When I first began my doctoral studies in Christian spirituality I had no real fondness for monasticism, I didn’t really get it at the time. Despite having always had a very contemplative nature, I did not understand how monastics make a difference in the world.
It was while studying for my history exam that I started to think otherwise. I first fell in love with Hildegard of Bingen. How could I resist falling for a woman who was abbess, artist, musician, writer, poet, theologian, mystic, preacher, spiritual director, healer, and visionary (not necessarily in that order)? Oh, and she challenged the male church leaders (redundant, I realize) of her time with great confidence. She knew how to play to them: how is it that things have gotten so bad that God has to send me, a woman, to shake things up a bit, she would ask (I don’t believe for a second that Hildegard really thought less of herself because of her gender).

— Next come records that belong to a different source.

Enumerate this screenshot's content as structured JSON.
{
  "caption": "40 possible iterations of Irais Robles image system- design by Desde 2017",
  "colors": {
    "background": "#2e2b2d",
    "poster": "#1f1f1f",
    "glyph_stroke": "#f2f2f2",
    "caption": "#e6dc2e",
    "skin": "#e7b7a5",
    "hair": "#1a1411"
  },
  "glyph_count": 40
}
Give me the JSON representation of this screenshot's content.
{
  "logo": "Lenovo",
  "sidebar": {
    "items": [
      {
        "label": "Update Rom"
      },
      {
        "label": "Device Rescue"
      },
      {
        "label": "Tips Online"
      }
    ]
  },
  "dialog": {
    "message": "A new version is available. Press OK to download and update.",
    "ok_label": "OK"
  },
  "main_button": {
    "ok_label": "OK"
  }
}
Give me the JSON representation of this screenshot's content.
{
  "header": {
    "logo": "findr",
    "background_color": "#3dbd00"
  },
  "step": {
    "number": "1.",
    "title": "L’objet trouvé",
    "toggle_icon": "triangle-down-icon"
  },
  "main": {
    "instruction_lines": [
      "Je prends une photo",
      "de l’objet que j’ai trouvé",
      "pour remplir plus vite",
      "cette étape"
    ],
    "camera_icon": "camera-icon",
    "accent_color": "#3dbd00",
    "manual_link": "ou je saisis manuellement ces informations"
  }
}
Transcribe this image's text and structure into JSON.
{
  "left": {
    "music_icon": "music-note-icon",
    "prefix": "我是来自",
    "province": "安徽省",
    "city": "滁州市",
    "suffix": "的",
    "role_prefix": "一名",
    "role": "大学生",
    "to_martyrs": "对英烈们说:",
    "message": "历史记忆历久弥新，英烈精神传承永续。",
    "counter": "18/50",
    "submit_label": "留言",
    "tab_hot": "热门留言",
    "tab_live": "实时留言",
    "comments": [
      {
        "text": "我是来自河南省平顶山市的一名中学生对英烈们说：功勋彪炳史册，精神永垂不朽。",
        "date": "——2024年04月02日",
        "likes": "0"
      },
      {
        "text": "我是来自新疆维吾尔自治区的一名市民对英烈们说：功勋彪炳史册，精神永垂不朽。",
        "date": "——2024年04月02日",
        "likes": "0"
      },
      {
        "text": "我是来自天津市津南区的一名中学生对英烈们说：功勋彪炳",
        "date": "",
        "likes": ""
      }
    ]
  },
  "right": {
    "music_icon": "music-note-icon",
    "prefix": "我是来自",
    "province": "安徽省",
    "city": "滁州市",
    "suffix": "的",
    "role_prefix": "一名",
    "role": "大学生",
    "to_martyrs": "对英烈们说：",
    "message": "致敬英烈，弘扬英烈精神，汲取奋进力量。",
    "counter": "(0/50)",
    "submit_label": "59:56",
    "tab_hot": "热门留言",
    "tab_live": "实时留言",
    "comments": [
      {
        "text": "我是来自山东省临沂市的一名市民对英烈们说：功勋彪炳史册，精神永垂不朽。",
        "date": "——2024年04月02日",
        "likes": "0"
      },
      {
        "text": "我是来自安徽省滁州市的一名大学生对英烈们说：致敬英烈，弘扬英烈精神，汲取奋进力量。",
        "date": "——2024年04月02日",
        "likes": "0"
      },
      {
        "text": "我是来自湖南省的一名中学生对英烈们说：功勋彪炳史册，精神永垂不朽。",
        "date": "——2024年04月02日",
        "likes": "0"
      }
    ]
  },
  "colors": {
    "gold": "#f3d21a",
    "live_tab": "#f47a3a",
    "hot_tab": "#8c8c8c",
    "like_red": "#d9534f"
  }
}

As I studied more about her, as a good little academic, I of course had to learn more about the Benedictine values that formed the very matrix of her thinking and being. I also read Kathleen Norris’ Cloister Walk for a more contemporary and poetic exploration. What I discovered was a whole system of spirituality that reflected how I already was trying to pray and be in the world – an emphasis on balance and moderation, finding God in all people and things, reverence for silence and solitude as well as community, and an amazing history of artists, artisans, and scribes. I fell in love very quickly and when I moved to Seattle three years ago I sought out St. Placid Priory, a Benedictine women's communtiy in Lacey, as a place where I could finally become an Oblate, meaning that as a lay person I was making a commitment to living this way in my everyday life.
The life and spirituality of Benedictines is based on The Rule of Benedict, written in the 5th century, “a little rule for beginners” as Benedict describes it. There has been much enthusiasm lately in reclaiming this practice of living by a rule for lay people. One of my favorite books on the subject is Debra Farrington’s Living Faith Day by Day. I also just read Margaret Guenther’s At Home in the World: A Rule of Life for the Rest of Us. I don’t think her book is quite as good as Farrington’s, but she does develop the helpful metaphor of a rule of life as a trellis. A trellis helps provide the structure that vines need to grow in healthy ways. Too much structure and the vines will fail. The trellis provides just the right amount of support.
And so it is with a rule of life. As human beings seeking ways to live meaningful lives, we hunger for some kind of structure, a set of practices that challenge us and help us to grow. Yet, if the rule is too rigorous we can become suffocated by rules and legalism. The paradox of the spiritual life is that it needs a healthy balance of structure and freedom to thrive. This is one of the paradoxes of the creative process as well. When I teach workshops on using the arts as a spiritual practice, I begin with more structured exercises to help guide participants into the experience gently. Then we can move to less and less structure, and more improvised expression. Sometimes the blank canvas or page can be terrifying because of the complete freedom. Writing prompts or suggestions for visual expression or movement can give us a foundation and help us to connect with our creative energy while we move into greater and greater freedom. Commitment to regular writing or creative time is a discipline or practice that also helps to nurture creativity.
Even more than just the creative act itself, I find that there are certain rhythms to my life that are essential for my creative energy. These include disciplines like showing up to write each morning, taking time for walks to care for my body and let my energy shift out of my head for a while, knowing when to let go and let something incubate, getting adequate rest and play. For me, the balance of the Benedictine life is the one that is most conducive to my creative life. Of course, there are many other systems or traditions one could follow and the purpose of the Rule is to grow in our awareness of the holy presence in our life. If creativity is one of the ways in which we reflect the Creator, then a rule of life that nurtures our creativity is one that can also help us to grow spiritually.
What would your Rule of Life for creative expression look like?
~Christine Valters Paintner